▸ **Task to carry out**:
Among the entries, how many lines carry the string "장기보유특별공제"? Give the number and nothing else.
──────── Material for this task
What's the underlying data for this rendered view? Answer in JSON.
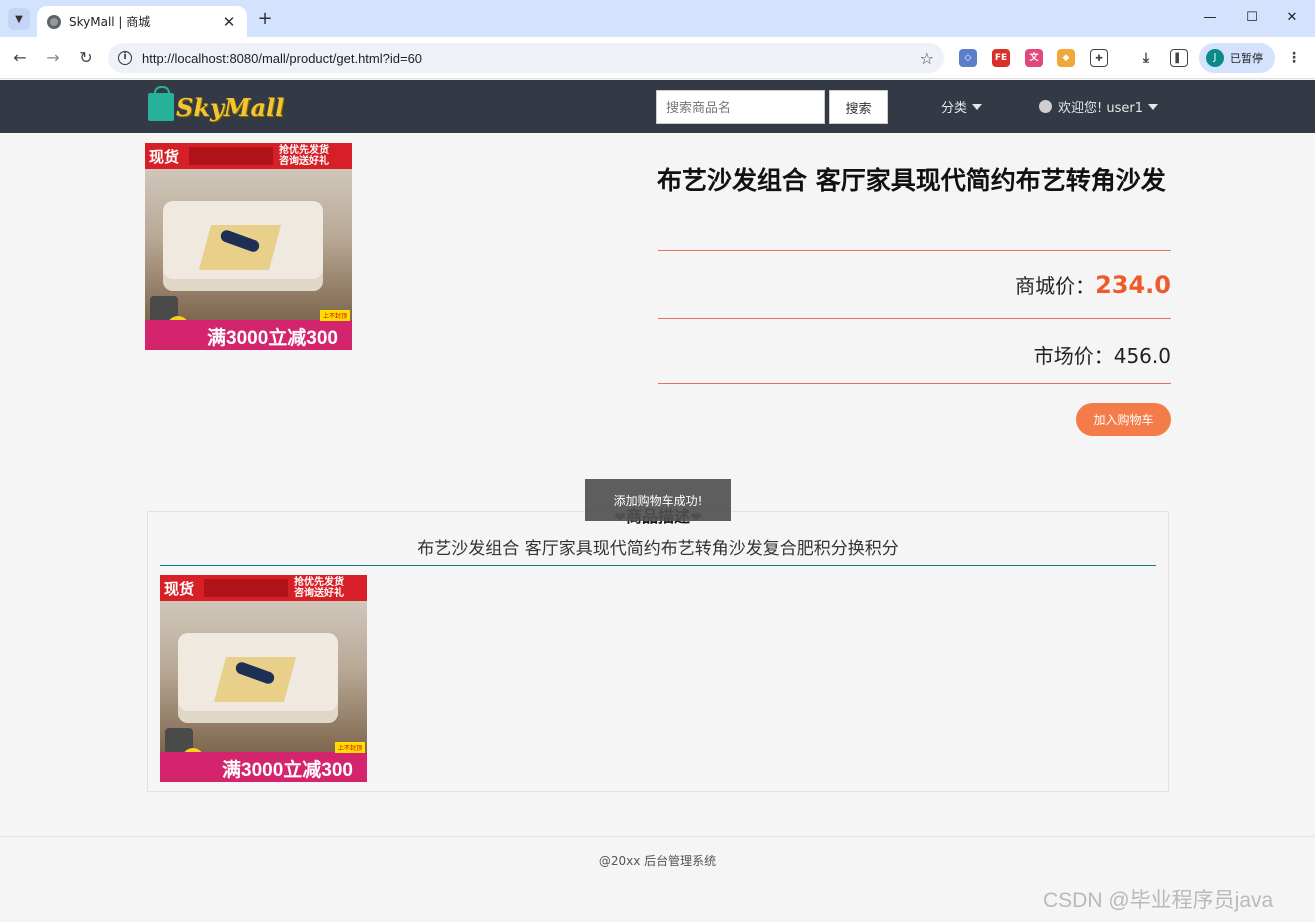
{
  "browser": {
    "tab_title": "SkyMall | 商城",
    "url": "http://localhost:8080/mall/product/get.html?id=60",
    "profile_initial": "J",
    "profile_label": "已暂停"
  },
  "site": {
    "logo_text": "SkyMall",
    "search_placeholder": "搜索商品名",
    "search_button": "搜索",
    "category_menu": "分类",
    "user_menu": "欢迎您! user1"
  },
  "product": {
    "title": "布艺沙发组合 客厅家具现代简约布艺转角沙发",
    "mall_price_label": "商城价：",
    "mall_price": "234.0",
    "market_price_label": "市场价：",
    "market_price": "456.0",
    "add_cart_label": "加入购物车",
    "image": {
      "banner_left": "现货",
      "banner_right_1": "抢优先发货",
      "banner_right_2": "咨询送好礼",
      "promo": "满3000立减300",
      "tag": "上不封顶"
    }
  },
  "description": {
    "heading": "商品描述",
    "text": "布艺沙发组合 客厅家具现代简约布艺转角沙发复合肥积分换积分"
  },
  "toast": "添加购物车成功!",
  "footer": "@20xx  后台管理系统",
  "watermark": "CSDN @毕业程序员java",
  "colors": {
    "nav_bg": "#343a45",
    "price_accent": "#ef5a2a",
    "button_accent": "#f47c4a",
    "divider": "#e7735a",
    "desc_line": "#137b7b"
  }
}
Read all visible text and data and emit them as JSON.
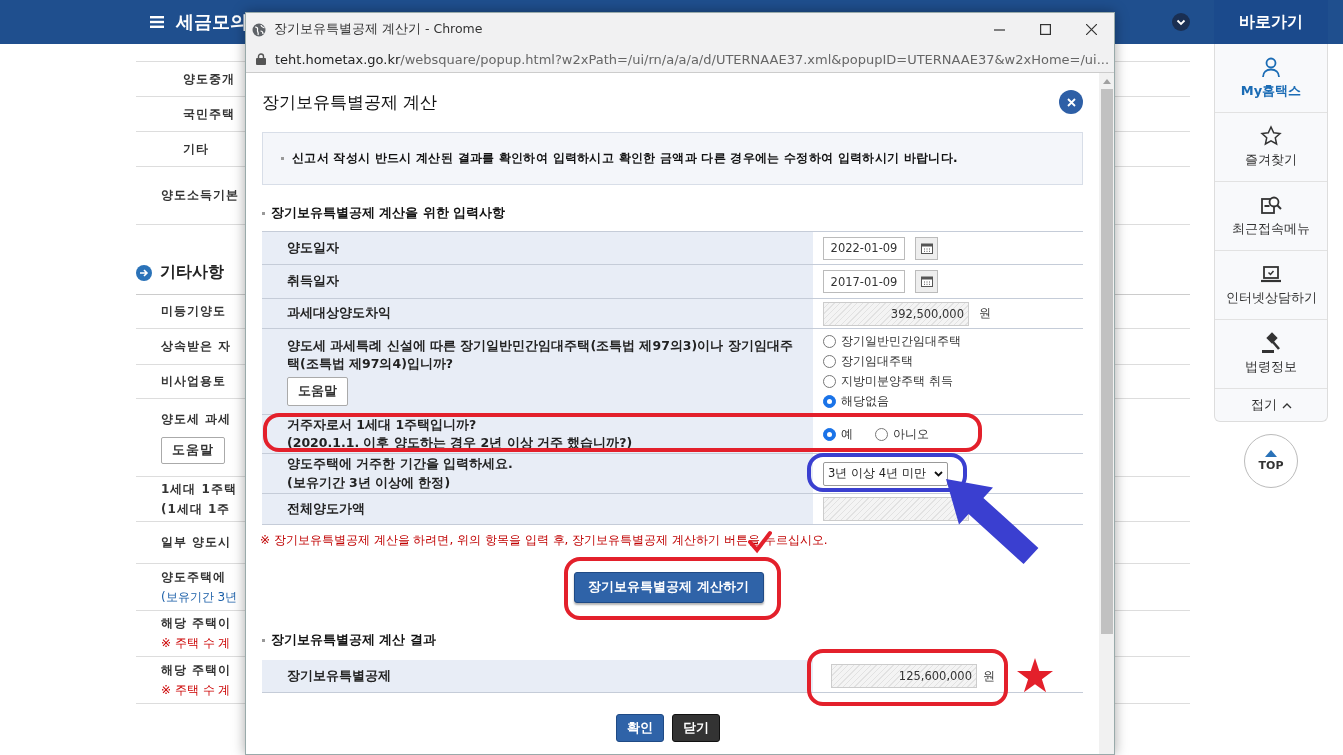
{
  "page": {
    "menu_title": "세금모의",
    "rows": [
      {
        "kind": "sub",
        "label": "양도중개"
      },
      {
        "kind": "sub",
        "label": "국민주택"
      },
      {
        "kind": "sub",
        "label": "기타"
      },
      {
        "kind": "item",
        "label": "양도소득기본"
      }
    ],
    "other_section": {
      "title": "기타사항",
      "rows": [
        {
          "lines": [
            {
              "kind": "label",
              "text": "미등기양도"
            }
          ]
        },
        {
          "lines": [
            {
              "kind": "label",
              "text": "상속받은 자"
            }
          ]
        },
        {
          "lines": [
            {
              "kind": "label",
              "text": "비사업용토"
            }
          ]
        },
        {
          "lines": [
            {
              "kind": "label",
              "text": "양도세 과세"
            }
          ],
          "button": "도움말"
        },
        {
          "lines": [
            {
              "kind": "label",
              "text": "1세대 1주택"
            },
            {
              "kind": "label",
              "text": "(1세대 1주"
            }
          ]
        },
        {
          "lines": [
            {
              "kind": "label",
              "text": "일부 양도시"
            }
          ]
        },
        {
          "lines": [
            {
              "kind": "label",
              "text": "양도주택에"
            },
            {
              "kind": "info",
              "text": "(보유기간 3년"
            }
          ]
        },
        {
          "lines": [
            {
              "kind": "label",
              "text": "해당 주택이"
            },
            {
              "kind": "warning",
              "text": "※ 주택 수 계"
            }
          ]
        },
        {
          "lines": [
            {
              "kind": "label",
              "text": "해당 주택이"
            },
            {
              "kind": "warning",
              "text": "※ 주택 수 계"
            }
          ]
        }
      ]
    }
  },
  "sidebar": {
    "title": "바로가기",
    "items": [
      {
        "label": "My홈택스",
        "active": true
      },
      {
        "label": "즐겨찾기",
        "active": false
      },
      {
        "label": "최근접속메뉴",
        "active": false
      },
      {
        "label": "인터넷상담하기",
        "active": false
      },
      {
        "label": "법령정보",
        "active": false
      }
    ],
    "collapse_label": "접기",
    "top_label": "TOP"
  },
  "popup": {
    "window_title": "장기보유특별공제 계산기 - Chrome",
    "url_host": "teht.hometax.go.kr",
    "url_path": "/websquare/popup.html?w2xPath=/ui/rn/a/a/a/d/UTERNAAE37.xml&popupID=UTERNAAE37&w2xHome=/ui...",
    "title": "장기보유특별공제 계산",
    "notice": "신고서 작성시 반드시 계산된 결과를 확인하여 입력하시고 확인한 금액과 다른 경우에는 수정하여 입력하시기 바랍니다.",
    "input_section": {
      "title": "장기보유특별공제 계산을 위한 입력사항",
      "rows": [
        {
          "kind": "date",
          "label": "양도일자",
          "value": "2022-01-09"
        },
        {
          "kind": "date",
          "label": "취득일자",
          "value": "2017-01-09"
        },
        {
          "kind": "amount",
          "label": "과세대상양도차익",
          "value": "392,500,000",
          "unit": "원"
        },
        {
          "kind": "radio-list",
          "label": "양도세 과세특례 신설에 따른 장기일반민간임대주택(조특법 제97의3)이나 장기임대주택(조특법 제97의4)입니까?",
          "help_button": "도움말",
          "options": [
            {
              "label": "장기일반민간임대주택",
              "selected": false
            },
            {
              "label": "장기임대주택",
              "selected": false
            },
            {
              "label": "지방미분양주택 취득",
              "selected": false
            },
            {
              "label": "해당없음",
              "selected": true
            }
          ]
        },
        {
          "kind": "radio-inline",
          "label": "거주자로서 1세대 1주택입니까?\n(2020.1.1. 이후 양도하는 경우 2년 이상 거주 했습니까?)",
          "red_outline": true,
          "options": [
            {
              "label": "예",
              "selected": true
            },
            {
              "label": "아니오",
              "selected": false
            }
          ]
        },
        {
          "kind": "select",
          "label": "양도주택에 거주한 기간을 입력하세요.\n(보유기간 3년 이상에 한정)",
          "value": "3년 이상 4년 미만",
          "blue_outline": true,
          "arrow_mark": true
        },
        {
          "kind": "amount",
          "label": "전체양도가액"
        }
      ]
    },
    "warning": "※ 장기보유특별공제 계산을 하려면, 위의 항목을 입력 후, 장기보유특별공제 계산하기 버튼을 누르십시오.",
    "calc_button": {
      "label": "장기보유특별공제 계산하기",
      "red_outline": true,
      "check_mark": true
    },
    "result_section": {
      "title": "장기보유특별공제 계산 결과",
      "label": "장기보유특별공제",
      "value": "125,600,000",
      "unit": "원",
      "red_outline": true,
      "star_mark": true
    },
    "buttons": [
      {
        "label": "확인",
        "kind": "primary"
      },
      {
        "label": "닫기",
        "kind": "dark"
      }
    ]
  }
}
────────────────
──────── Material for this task
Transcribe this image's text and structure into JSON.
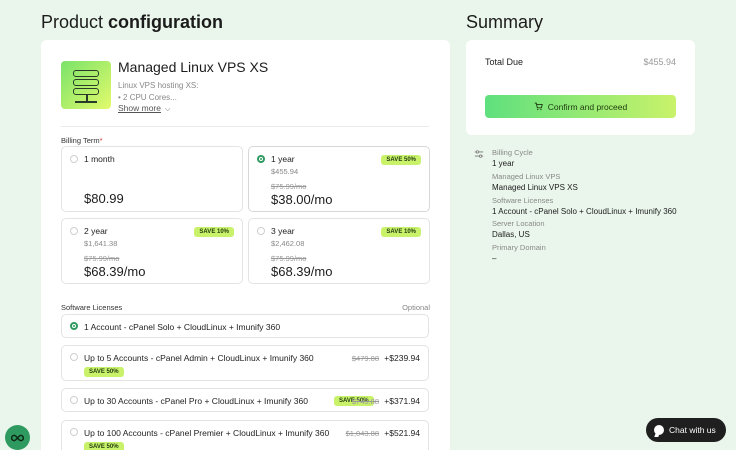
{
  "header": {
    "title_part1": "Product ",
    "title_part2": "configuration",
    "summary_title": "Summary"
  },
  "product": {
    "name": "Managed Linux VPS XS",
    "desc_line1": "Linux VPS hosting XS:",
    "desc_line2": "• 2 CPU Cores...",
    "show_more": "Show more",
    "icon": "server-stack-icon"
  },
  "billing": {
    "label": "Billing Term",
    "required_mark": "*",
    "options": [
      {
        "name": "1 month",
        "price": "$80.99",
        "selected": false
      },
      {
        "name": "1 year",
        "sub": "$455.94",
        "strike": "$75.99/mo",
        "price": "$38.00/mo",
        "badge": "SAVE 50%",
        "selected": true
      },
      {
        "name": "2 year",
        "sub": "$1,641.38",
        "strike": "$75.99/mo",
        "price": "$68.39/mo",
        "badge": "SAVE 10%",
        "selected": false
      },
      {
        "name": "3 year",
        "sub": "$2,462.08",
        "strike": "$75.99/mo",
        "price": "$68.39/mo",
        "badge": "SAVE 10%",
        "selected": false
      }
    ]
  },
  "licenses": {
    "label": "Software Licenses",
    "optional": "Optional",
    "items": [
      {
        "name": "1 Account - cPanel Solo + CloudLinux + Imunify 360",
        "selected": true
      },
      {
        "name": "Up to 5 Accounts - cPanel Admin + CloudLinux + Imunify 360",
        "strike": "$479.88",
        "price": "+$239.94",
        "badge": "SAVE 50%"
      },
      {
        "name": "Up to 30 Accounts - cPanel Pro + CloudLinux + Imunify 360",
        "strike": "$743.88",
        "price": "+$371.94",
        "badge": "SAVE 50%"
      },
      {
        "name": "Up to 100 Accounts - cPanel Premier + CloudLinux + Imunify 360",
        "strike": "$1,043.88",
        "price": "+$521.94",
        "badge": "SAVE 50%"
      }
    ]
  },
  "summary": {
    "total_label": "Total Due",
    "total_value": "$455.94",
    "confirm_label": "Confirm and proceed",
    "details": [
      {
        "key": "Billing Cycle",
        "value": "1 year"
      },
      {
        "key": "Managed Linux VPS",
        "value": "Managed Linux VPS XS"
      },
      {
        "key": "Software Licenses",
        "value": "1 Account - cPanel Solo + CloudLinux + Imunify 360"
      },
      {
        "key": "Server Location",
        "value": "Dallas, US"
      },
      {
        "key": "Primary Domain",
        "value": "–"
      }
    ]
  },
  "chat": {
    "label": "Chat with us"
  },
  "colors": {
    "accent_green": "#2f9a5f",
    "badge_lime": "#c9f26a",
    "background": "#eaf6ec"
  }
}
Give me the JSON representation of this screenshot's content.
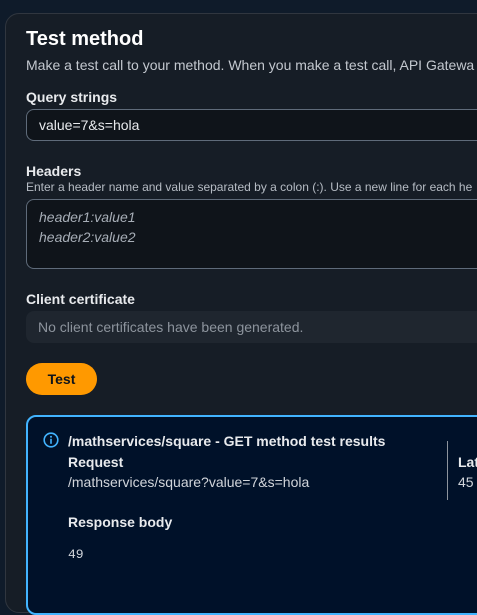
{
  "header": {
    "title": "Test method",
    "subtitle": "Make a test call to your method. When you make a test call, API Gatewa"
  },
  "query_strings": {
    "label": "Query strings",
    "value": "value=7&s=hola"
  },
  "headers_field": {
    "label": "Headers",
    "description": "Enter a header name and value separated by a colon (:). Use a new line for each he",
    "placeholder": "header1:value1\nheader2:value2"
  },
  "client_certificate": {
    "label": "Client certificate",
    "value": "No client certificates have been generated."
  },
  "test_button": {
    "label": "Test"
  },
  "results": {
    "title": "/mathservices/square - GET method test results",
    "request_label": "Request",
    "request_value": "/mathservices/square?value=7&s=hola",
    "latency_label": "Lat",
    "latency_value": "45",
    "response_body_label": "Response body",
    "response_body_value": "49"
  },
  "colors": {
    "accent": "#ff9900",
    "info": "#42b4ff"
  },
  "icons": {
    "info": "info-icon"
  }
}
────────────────
▸ **Result**:
7